─── Information provided ───
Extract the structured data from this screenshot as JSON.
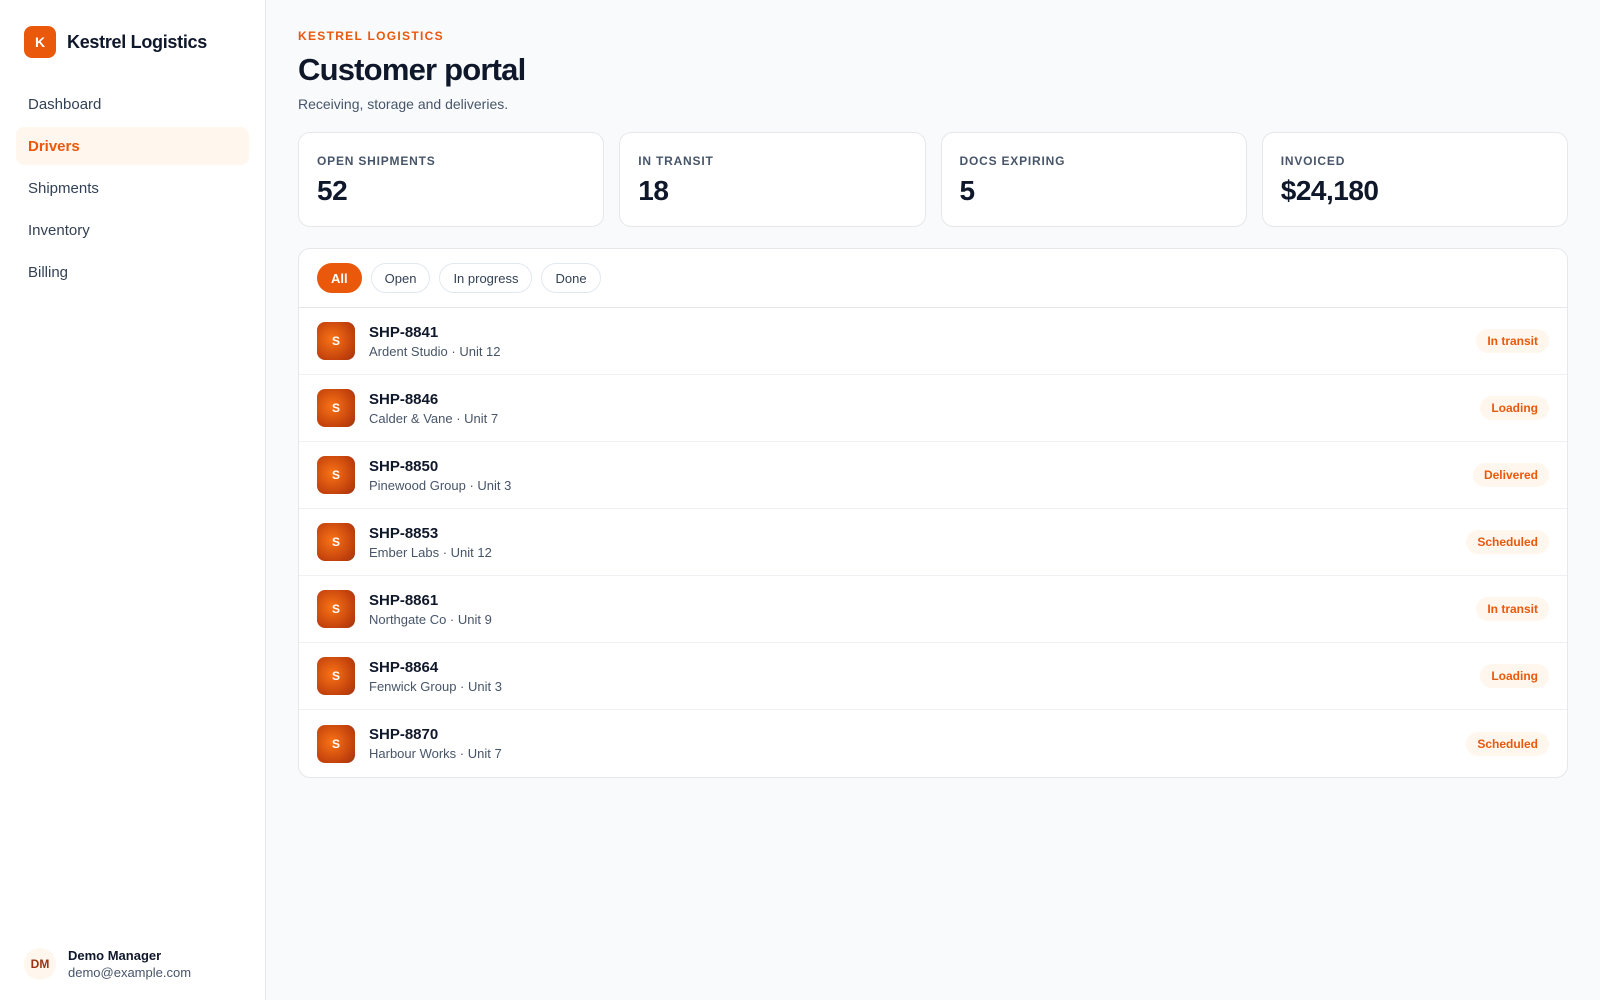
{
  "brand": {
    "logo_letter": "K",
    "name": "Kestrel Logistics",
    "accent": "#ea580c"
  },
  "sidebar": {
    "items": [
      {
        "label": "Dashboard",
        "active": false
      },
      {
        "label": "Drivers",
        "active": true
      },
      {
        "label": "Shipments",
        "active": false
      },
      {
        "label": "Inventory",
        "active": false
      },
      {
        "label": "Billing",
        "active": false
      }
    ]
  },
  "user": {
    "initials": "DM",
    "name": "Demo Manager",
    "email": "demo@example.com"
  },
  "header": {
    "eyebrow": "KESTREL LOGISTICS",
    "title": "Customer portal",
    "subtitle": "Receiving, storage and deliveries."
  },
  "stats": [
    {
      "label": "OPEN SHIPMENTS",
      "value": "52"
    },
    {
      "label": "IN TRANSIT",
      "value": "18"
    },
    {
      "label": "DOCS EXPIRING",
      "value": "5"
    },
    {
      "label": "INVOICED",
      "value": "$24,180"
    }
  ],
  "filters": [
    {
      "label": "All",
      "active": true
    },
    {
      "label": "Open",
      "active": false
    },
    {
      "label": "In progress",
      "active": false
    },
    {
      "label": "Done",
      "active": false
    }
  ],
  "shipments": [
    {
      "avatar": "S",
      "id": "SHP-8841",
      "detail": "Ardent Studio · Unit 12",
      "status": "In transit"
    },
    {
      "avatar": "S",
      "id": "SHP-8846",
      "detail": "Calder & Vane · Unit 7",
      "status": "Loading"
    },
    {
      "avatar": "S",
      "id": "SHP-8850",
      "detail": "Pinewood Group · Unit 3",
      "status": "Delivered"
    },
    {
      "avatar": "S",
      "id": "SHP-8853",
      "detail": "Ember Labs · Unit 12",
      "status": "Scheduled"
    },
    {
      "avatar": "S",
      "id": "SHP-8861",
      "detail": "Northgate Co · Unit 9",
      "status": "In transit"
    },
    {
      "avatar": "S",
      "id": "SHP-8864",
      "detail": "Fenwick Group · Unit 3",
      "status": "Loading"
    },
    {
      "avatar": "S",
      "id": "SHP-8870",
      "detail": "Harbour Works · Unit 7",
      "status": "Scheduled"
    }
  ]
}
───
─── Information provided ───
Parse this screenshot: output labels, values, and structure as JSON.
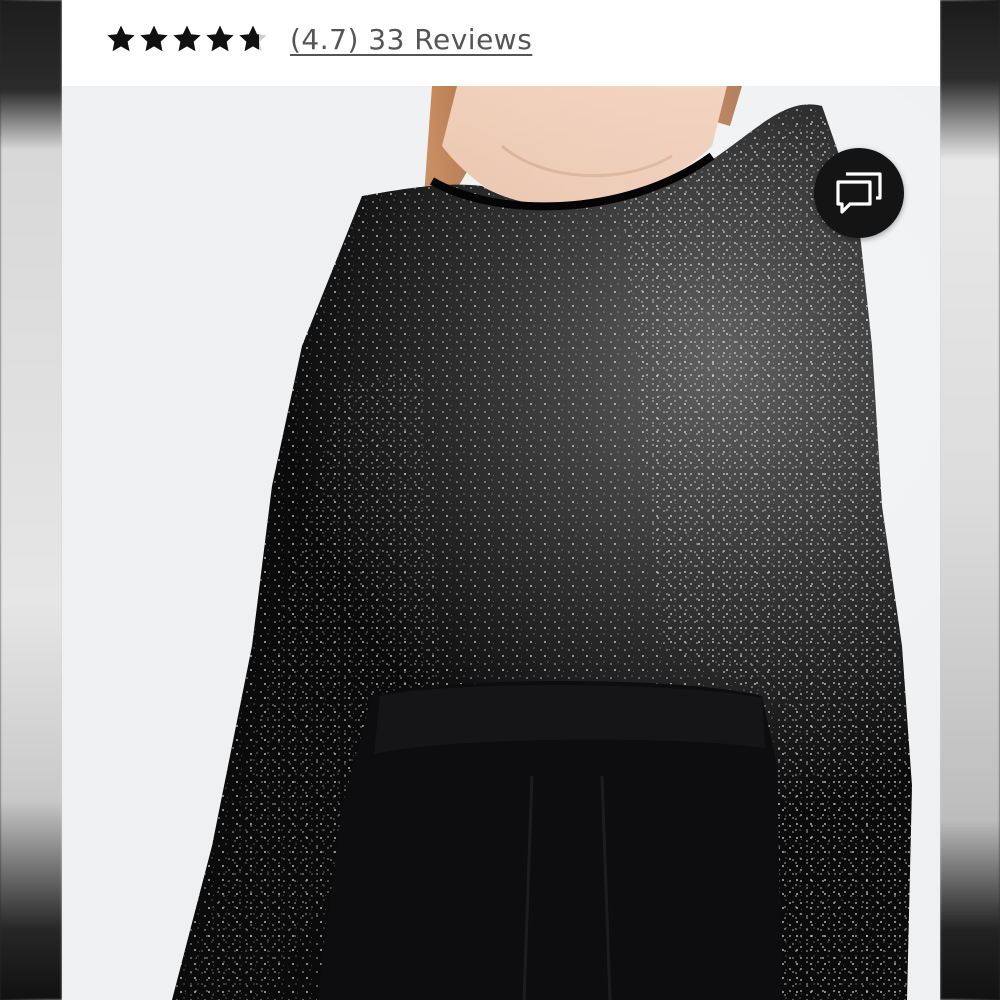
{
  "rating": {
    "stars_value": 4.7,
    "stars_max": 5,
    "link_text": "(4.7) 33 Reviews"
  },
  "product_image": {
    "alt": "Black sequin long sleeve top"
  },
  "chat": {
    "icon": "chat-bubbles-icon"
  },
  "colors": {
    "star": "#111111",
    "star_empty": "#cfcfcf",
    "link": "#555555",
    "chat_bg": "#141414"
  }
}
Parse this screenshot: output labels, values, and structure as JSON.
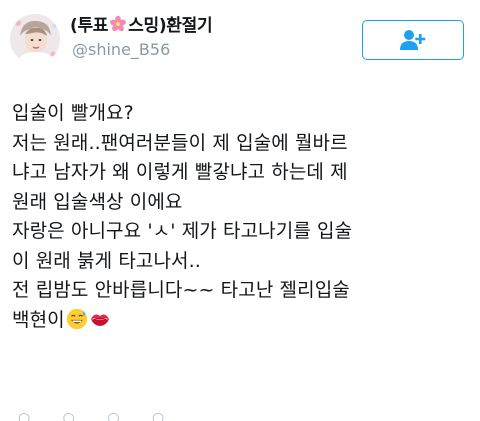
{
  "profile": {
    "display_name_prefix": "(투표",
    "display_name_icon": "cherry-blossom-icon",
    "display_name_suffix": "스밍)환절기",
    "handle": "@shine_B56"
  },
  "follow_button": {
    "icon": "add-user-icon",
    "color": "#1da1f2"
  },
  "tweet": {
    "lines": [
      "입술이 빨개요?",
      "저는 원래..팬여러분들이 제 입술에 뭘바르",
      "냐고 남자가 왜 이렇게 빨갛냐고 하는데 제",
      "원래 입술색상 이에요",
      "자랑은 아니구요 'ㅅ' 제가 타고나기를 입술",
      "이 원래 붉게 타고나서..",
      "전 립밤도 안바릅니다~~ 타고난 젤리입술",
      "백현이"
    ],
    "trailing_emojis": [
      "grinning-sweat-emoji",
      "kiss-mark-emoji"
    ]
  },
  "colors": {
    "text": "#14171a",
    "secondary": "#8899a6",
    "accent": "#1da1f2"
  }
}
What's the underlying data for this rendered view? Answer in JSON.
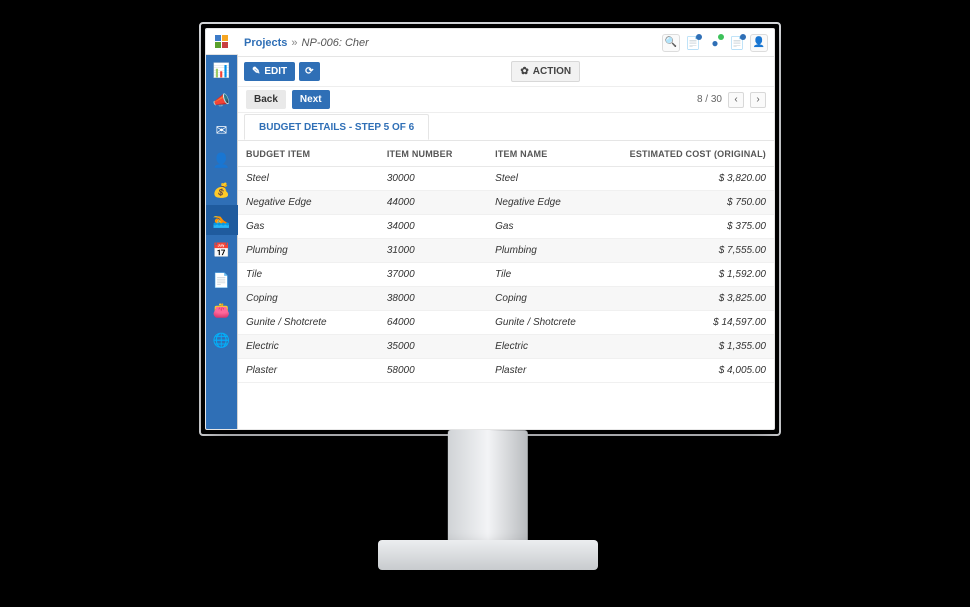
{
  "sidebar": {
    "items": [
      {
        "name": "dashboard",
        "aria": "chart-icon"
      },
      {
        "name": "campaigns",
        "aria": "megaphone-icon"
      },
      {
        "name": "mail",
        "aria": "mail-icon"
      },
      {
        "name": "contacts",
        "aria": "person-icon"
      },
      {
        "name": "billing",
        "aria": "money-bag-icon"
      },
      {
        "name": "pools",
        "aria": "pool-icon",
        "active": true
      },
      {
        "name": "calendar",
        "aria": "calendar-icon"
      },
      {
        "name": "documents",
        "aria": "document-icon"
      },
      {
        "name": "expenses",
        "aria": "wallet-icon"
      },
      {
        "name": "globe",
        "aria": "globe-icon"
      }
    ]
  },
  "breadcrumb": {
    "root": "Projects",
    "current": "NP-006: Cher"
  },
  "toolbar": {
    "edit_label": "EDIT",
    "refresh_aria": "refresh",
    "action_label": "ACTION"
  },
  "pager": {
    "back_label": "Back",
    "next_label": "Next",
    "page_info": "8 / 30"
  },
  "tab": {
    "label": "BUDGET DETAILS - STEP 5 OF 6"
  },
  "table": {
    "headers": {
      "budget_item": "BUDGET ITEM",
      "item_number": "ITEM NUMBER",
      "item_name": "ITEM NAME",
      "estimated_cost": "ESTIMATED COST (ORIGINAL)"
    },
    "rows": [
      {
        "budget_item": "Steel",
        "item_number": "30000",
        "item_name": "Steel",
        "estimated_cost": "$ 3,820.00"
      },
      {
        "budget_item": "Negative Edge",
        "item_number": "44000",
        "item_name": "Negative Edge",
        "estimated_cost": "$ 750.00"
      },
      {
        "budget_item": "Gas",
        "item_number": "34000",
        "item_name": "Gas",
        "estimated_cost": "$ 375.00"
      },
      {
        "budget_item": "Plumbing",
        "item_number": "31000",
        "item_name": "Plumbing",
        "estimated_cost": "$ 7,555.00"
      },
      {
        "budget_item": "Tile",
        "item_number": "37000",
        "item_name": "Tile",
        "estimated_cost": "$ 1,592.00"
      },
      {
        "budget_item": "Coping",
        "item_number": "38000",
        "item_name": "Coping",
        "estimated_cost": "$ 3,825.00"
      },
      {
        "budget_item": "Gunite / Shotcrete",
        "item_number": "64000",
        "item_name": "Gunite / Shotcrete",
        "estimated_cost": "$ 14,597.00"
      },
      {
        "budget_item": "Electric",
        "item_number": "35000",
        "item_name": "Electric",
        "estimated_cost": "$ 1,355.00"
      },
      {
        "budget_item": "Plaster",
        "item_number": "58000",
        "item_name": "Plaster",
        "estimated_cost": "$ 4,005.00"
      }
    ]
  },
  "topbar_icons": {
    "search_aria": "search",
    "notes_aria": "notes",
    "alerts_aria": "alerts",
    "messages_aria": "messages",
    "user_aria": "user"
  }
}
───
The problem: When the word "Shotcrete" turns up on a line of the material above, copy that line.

Reply to the task:
        "budget_item": "Gunite / Shotcrete",
        "item_name": "Gunite / Shotcrete",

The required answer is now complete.